In Philip Caputo’s memoir, A Rumor of War, he recounts his experiences in his tour of duty in Vietnam. In his memoir Caputo demonstrates the mind of a soldier on the field, and the thought process which they faced. Caputo’s writings however do not reveal the fantasized, idyllic picture of the soldier in which America is proud to demonstrate. Upon arriving to guard the ARVN militia already stationed Caputo mentions how the war felt very Romantic to the Americans, akin to Kipling’s colonial wars. “John Kennedy. If he was the King of Camelot, then we were his knights and Vietnam our crusade.” Before seeing any action Caputo paints the war as a picture of fantasy, where a fraternity of boys go on an adventure to become men.
Instead, Caputo’s memoir shows the strive for personal gain as well as the demonstrating the dehumanization of the Vietnamese people in the eyes of the American invaders. Philip Caputo shows the fantastical attitudes and racial superiority which the Americans brought into Vietnam,

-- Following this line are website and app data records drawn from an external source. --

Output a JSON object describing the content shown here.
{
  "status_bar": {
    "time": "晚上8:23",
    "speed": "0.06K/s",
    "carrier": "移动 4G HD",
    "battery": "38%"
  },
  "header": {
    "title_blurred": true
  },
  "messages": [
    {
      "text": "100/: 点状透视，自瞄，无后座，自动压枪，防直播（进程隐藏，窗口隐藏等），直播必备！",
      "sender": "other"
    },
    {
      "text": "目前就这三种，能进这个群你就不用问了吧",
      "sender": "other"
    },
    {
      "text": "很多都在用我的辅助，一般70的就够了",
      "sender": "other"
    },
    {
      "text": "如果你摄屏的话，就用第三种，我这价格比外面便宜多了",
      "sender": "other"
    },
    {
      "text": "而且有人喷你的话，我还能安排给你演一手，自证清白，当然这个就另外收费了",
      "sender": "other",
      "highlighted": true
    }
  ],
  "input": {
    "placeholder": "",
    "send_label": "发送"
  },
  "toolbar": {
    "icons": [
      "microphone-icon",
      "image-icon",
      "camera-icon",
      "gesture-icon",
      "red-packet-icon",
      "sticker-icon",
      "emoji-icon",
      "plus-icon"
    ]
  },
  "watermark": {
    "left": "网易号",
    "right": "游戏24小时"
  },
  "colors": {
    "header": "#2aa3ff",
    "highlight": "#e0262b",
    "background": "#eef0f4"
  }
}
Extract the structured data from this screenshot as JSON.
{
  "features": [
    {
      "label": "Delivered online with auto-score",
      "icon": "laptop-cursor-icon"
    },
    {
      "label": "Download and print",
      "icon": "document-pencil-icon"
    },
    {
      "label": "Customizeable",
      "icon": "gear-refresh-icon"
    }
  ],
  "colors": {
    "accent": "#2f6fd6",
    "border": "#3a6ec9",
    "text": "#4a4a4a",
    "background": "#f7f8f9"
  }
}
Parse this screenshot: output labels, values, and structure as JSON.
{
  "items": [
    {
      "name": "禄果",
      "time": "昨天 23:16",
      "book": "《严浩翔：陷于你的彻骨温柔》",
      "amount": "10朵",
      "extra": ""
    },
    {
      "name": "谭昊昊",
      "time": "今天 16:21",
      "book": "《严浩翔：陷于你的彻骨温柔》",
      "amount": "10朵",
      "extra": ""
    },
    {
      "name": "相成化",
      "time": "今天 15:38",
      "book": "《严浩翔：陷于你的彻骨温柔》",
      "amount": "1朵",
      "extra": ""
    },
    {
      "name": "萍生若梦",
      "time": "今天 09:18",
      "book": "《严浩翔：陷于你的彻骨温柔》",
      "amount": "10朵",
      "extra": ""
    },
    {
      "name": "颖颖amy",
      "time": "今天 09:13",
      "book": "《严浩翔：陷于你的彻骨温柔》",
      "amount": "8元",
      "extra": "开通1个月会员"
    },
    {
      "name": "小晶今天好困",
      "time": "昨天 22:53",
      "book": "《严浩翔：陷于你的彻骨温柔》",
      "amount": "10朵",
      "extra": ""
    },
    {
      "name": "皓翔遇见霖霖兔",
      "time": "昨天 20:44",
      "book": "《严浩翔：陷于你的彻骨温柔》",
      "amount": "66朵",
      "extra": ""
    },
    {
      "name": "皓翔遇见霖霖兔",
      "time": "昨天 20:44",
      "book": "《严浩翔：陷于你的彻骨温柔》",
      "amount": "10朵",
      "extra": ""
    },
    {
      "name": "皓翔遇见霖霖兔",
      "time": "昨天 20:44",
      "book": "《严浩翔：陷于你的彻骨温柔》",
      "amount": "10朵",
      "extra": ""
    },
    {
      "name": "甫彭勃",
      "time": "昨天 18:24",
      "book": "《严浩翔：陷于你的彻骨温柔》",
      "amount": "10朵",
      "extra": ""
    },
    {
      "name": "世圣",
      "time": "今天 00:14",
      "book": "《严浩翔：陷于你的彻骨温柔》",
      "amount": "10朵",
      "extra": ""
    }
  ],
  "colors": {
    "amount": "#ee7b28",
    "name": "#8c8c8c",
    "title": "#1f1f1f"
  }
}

Caputo’s motivations for joining the attack on Vietnam do not come as one who wants to defend his country from communism, in fact Caputo barely makes reference to communism as a threat to the United States at all. Rather Caputo says that his main reason for joining the Marines because of an idolized sense of adventure. Caputo wanted to join in on this campaign instead of “watching it on a movie or TV screen” or reading about it in a book, but he wanted to be “there, living out a fantasy akin to “John Wayne in Sands of Iwo Jima.” Caputo’s sense of adventure came from the need to escape from the mundane suburban life his parents had planned for him. “I needed to prove something-my courage, my toughness, my manhood, call it whatever you like.” Caputo’s entrance into the conflict in Vietnam comes not due to the conflict of Vietnam itself but rather the convenience of the war starting when it did. Caputo maintains that his signing up for the Marines came because of his boyish rebellion towards his parents: “My parents regarded me as an irresponsible boy who still needed their guidance. I wanted to prove them wrong.”
Caputo’s personal motivations do not end with his enrolment into the Marine Corps. He even writes that his own desire for personal accolades and acceptance had driven him to make brash choices: “I had two choices: to turn back or go on, at the risk of running into an ambush. I chose the latter, partly of out the “spirit of aggressiveness” … and partly out of pure personal ambition.” Again his being in the conflict had no nationalistic desires behind it, nor did he wish to end the global threat of communism. “I wanted to get into that fight, I wanted to prove myself the equal of the other officers in C Company.” Jealous that other lieutenants had seen most of the action, Caputo makes decisions based on what personal accolades he may be able to achieve “he would probably win a letter of commendation or maybe a medal. I wanted to win one...